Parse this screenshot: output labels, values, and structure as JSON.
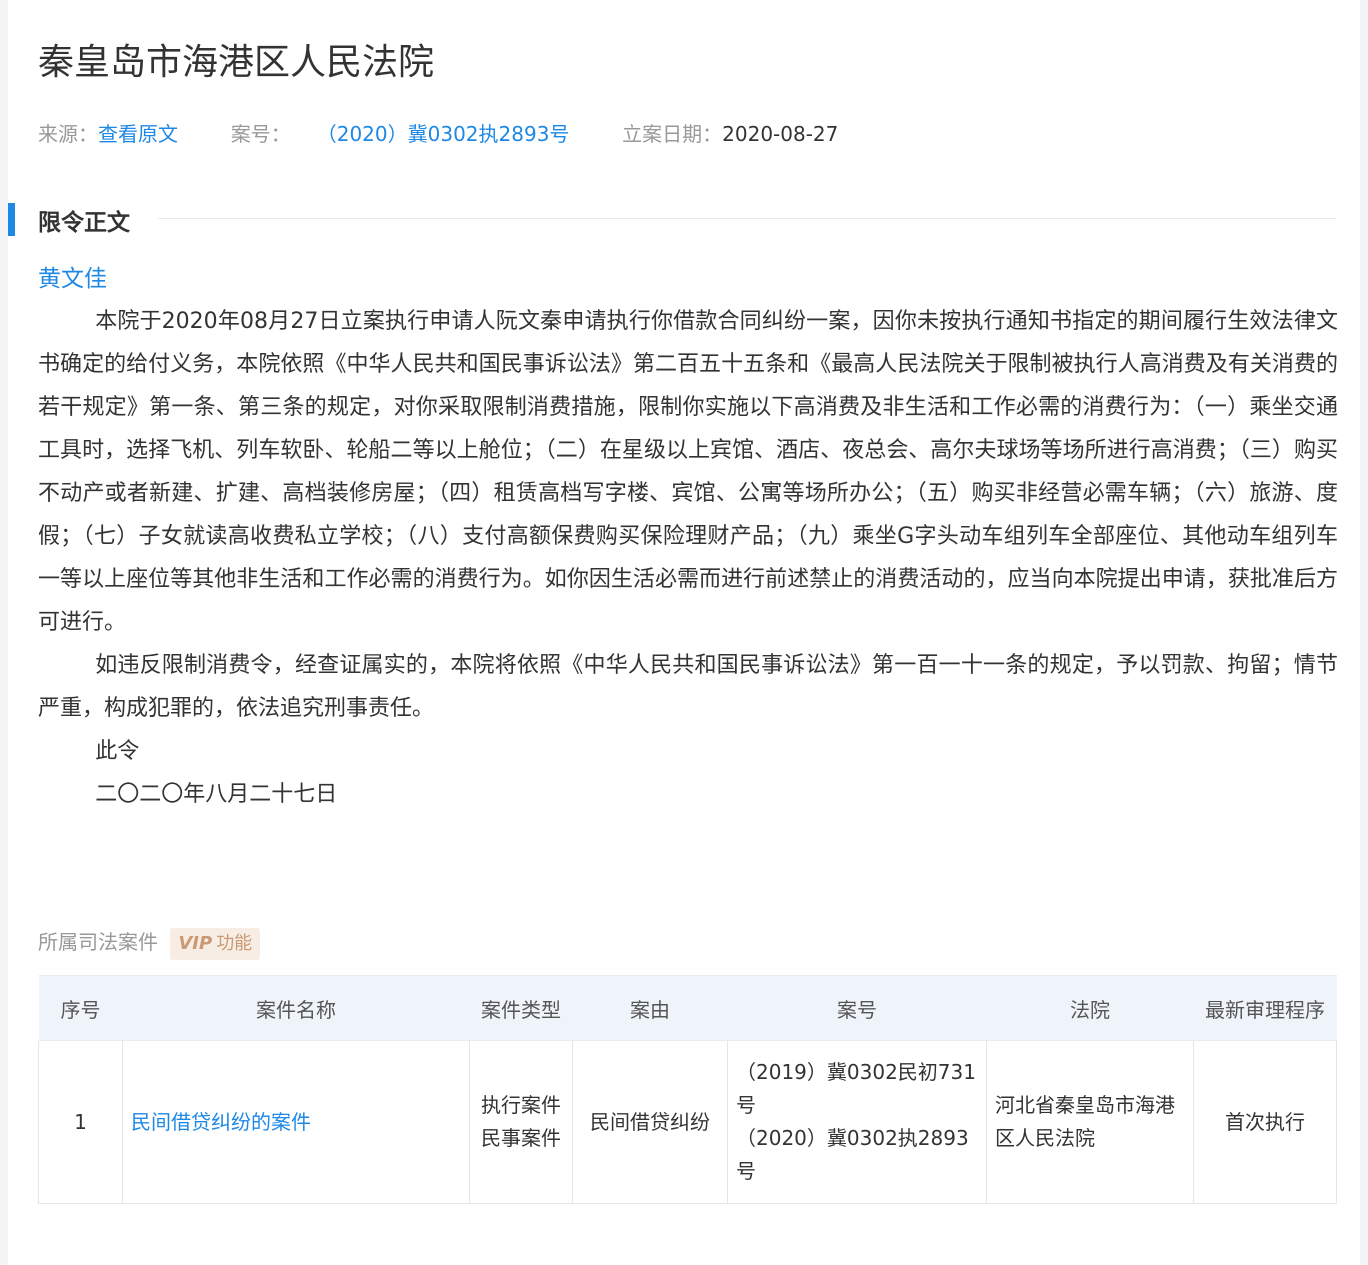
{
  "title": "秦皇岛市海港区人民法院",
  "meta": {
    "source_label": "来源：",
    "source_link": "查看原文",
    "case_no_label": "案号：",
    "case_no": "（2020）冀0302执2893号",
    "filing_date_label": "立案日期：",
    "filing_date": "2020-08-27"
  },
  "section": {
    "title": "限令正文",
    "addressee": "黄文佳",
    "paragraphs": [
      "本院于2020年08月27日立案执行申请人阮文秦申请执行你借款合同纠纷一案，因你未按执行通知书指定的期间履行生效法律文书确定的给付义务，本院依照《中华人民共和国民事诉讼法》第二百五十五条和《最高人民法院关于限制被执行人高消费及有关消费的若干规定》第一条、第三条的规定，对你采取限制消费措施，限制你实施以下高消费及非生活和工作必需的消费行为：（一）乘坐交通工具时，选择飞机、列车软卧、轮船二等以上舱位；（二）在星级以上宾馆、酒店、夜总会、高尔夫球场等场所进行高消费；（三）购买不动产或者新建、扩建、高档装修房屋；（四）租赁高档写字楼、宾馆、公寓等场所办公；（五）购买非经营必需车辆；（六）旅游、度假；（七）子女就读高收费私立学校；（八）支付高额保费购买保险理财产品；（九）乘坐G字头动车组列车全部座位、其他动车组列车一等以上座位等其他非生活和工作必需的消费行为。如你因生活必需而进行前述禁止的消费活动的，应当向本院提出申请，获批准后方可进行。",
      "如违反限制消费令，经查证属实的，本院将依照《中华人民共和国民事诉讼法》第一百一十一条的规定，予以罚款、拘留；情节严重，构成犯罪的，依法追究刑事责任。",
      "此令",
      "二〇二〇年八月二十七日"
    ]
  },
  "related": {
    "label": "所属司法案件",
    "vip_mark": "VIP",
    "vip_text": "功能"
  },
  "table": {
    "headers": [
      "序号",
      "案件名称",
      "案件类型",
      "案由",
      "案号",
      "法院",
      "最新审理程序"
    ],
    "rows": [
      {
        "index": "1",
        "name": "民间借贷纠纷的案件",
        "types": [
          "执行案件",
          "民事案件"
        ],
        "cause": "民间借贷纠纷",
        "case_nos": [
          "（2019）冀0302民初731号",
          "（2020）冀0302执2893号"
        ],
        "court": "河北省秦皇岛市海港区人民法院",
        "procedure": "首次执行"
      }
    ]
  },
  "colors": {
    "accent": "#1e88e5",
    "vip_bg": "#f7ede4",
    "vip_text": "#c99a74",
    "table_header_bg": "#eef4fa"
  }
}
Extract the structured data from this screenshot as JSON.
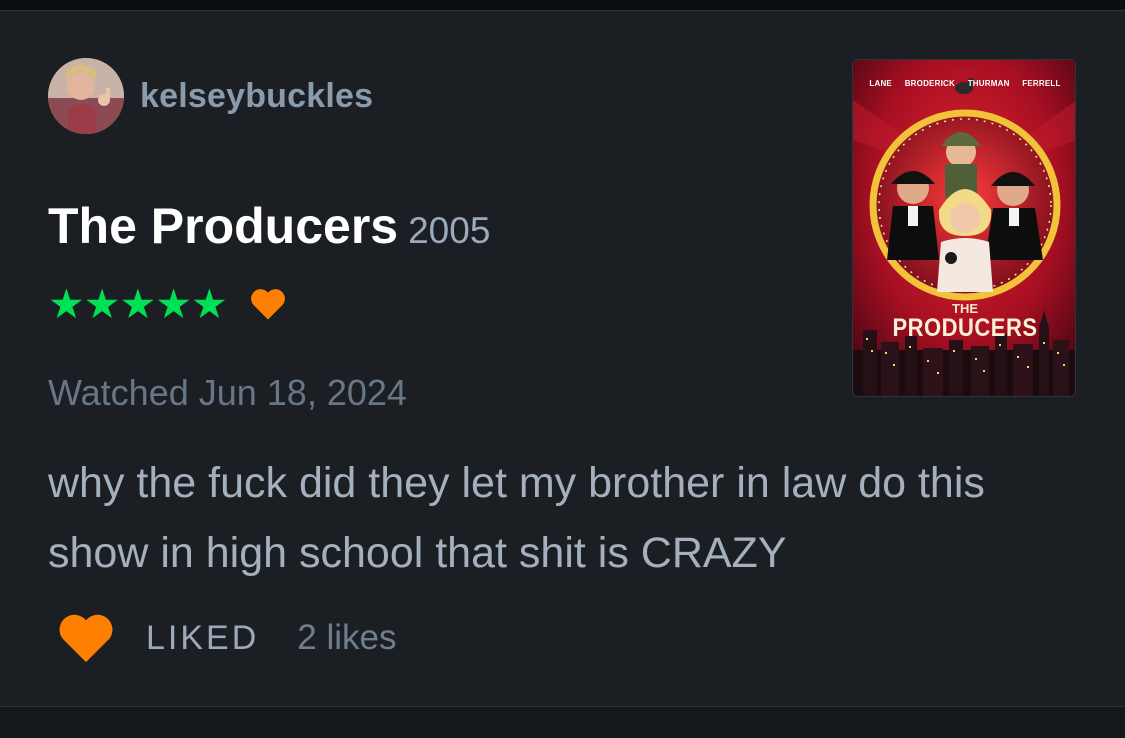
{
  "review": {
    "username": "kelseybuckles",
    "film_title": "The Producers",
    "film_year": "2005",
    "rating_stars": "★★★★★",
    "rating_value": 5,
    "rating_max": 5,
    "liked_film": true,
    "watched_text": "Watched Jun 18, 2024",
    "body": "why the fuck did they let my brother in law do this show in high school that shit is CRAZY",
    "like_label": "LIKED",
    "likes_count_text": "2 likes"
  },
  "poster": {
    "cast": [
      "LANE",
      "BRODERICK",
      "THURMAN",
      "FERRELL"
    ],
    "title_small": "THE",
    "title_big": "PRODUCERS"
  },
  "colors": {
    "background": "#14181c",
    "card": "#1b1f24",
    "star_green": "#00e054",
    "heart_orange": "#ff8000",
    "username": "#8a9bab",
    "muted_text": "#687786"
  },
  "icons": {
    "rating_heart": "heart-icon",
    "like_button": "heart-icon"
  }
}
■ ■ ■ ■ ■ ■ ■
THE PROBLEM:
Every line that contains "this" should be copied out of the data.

EXERCISE RESPONSE:
Parse this screenshot: output labels, values, and structure as JSON.
Extract the structured data from this screenshot as JSON.
    "body": "why the fuck did they let my brother in law do this show in high school that shit is CRAZY",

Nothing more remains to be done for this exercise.